### TASK DESCRIPTION:
Every line of the listing that holds the word "Full" should be returned.
===== GIVEN DATA =====
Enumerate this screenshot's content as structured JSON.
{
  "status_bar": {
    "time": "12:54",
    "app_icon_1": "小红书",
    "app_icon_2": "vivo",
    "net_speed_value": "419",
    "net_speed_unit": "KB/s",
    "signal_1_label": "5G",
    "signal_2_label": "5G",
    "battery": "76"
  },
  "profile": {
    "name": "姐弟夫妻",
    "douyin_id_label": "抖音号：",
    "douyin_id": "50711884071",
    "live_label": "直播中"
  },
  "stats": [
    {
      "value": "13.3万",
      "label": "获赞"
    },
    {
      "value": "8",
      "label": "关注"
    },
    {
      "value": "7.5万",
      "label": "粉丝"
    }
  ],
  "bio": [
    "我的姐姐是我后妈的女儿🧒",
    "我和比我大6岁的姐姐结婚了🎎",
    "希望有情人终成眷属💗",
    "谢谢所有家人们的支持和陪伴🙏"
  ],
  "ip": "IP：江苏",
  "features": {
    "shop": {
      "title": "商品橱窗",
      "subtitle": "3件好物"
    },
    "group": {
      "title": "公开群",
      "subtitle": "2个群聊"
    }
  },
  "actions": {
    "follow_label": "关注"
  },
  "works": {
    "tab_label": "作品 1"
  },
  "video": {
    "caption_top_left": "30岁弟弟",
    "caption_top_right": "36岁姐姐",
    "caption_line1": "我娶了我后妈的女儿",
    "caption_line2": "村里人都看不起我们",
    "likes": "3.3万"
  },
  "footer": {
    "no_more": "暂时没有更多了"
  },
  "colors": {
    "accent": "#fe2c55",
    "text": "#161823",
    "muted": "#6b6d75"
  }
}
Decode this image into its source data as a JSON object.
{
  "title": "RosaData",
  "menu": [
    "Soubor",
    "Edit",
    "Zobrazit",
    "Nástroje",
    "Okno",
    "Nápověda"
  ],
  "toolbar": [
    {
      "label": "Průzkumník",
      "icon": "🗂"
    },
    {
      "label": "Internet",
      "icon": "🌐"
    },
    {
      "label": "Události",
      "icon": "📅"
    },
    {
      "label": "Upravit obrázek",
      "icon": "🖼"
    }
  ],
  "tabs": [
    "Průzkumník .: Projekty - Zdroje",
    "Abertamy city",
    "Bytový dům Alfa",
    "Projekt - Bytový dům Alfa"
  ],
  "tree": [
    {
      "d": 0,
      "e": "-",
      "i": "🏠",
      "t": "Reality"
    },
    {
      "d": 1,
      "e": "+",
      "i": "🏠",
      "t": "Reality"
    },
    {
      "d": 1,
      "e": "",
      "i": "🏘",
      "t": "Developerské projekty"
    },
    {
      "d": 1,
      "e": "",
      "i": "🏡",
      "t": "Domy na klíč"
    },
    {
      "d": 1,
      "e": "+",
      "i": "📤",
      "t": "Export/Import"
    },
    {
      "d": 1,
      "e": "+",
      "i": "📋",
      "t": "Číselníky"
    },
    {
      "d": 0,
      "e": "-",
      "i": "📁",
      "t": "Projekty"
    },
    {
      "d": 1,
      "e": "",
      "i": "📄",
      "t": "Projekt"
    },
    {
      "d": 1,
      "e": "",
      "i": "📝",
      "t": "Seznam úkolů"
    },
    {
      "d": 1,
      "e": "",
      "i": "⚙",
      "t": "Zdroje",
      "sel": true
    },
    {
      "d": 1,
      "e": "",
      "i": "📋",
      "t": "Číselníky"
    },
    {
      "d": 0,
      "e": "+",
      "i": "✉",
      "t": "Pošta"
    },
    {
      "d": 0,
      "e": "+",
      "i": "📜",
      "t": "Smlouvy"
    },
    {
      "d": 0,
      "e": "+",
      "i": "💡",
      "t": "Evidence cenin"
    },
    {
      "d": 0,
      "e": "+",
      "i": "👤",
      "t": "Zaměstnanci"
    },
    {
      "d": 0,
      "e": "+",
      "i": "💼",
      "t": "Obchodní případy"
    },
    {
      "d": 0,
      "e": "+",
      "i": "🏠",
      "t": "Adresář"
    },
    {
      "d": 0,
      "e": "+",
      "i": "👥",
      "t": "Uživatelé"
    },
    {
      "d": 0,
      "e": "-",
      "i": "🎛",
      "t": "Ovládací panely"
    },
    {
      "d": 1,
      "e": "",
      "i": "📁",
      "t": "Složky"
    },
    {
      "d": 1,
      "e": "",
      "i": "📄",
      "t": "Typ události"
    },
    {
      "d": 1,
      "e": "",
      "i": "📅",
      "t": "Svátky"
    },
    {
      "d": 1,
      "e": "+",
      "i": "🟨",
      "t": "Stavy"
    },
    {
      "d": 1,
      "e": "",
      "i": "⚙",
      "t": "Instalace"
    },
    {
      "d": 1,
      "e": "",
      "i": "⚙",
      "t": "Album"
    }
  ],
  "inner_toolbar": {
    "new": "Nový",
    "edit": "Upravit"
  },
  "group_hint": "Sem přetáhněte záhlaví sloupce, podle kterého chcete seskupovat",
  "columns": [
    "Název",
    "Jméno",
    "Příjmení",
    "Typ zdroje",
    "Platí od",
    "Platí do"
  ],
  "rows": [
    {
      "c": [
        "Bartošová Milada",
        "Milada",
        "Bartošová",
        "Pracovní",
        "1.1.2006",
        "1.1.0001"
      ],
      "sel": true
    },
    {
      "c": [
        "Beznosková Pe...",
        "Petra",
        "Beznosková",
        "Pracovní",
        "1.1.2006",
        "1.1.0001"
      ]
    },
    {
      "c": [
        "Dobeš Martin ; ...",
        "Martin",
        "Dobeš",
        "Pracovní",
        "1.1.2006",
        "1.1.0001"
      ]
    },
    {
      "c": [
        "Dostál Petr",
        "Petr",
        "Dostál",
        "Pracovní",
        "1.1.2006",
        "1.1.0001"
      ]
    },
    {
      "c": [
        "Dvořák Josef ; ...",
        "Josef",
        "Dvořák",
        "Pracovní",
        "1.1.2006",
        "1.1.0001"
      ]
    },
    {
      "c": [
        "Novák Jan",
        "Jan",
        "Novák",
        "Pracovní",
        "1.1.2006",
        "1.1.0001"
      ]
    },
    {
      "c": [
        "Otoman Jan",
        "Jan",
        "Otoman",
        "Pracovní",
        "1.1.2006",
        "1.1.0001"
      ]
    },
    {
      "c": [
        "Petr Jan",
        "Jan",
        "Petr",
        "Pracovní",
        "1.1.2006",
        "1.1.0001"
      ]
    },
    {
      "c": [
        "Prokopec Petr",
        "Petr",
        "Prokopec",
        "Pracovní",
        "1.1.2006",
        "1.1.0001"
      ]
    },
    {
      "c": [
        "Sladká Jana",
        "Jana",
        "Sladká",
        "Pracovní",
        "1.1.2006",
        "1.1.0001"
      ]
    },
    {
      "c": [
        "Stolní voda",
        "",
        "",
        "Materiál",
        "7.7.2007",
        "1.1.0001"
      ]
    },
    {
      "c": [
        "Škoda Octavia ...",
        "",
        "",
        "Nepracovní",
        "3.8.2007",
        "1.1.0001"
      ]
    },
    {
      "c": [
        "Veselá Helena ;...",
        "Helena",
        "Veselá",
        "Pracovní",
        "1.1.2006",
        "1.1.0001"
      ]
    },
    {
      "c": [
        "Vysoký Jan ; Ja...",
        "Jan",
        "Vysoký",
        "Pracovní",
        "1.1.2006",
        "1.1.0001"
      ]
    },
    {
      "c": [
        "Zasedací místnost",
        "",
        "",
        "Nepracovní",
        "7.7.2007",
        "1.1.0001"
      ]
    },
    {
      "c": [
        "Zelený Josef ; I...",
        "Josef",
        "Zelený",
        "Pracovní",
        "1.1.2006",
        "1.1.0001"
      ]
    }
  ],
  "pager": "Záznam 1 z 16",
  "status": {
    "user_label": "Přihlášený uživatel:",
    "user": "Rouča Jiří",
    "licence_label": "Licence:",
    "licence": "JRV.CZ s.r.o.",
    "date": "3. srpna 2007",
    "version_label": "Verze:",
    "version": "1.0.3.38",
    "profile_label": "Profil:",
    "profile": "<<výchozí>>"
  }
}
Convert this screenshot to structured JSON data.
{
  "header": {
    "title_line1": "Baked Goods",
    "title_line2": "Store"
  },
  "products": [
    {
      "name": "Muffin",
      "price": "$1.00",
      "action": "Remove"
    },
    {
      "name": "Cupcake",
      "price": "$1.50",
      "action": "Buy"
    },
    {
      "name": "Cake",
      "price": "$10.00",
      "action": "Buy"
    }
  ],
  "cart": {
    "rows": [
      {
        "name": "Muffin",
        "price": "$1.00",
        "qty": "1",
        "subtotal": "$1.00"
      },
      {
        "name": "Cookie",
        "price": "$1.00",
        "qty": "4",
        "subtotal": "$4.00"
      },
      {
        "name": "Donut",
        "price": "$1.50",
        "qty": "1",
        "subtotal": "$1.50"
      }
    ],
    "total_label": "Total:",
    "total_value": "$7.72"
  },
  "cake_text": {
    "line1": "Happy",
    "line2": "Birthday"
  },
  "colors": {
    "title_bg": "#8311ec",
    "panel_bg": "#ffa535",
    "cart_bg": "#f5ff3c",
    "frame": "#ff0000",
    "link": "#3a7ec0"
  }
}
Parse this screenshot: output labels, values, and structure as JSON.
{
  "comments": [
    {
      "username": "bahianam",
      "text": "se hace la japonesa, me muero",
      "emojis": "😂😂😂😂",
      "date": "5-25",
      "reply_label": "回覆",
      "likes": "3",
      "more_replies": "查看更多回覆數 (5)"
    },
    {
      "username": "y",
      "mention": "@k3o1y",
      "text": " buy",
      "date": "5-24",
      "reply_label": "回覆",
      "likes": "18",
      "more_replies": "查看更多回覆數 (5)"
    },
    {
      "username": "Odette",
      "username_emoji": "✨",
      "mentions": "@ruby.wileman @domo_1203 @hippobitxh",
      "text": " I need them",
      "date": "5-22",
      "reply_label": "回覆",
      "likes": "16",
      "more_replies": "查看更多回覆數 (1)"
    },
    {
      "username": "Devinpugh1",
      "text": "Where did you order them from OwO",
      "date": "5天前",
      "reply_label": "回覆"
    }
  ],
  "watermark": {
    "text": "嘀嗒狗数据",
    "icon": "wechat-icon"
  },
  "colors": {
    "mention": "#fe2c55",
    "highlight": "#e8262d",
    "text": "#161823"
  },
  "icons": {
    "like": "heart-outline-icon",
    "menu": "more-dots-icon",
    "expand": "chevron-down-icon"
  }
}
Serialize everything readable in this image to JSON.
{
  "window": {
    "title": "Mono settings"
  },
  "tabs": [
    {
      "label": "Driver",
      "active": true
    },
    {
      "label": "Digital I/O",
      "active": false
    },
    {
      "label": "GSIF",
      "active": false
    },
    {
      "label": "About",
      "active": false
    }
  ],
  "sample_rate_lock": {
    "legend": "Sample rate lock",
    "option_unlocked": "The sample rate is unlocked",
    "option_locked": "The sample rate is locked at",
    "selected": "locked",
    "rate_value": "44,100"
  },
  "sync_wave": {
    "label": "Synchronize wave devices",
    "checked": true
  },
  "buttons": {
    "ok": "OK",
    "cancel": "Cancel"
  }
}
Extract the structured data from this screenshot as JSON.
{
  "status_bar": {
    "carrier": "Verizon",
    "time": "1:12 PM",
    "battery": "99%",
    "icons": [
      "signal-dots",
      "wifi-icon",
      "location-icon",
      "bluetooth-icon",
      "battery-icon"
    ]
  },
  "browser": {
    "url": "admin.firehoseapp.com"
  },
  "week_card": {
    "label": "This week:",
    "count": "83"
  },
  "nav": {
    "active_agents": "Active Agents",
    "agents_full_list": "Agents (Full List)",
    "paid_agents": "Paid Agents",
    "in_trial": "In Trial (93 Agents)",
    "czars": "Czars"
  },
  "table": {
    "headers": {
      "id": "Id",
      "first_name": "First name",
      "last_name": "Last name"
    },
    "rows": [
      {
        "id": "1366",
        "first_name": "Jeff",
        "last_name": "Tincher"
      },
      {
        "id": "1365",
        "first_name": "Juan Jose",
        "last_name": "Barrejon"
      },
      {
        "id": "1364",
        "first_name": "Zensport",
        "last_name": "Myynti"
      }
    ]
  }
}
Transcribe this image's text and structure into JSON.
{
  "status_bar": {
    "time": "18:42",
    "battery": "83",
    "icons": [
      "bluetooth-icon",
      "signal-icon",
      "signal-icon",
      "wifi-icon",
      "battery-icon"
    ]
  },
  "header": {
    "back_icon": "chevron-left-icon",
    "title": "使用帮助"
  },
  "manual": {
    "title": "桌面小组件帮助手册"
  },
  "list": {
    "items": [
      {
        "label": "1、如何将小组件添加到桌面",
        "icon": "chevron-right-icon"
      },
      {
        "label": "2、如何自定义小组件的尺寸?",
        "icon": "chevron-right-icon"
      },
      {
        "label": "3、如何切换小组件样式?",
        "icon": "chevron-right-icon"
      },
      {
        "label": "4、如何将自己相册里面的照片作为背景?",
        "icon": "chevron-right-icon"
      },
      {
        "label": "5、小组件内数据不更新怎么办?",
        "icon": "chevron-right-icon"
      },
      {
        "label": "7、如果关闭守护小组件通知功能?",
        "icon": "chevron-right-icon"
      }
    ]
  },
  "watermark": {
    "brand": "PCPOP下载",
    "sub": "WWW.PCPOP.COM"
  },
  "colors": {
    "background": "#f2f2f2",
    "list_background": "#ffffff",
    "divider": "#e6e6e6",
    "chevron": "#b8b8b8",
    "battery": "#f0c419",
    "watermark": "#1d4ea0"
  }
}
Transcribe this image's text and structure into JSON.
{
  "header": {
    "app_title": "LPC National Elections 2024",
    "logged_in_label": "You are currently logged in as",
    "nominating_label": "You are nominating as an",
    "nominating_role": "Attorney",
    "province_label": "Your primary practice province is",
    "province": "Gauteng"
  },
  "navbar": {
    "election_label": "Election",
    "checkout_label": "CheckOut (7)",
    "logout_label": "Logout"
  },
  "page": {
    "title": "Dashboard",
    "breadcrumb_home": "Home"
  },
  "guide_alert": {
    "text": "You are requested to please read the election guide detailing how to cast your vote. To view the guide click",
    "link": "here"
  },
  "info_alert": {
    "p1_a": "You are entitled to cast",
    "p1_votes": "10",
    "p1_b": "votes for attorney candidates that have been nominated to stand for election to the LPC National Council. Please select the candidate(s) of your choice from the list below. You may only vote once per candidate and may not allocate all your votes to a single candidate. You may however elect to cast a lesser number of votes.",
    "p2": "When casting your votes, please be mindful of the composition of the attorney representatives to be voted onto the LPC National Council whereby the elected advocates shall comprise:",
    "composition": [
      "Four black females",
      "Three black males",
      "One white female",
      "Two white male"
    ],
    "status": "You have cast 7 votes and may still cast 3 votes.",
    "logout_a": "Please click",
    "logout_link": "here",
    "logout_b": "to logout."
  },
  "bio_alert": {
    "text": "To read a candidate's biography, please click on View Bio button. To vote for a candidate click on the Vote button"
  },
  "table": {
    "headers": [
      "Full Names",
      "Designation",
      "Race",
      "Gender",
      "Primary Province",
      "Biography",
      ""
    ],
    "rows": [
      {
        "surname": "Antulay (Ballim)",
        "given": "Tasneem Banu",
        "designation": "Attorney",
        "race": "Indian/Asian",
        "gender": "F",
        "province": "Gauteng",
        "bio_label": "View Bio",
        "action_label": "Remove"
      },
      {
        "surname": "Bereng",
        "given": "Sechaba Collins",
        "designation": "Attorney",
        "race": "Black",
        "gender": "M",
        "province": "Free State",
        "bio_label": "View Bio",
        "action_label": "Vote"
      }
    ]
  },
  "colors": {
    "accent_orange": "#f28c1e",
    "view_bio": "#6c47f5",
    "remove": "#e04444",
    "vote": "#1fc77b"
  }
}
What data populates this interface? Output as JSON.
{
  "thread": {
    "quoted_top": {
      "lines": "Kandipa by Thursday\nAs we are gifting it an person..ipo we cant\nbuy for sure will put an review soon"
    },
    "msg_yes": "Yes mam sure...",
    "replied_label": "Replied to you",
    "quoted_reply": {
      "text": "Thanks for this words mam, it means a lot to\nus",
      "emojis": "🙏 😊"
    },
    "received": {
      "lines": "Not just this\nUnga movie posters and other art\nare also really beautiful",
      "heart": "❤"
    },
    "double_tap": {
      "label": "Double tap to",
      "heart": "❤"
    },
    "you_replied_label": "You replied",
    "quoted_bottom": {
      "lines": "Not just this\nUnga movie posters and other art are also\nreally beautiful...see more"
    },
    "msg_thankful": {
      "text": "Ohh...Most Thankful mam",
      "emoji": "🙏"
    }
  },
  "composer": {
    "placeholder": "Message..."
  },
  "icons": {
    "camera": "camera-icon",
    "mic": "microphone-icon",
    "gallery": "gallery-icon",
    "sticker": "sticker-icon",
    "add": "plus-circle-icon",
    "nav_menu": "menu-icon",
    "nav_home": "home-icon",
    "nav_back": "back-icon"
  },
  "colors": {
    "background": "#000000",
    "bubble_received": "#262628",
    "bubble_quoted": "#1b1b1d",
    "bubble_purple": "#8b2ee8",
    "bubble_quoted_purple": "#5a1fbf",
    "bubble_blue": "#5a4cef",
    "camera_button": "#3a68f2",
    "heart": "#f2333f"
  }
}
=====
### SOLUTION:
    "agents_full_list": "Agents (Full List)",
      "Full Names",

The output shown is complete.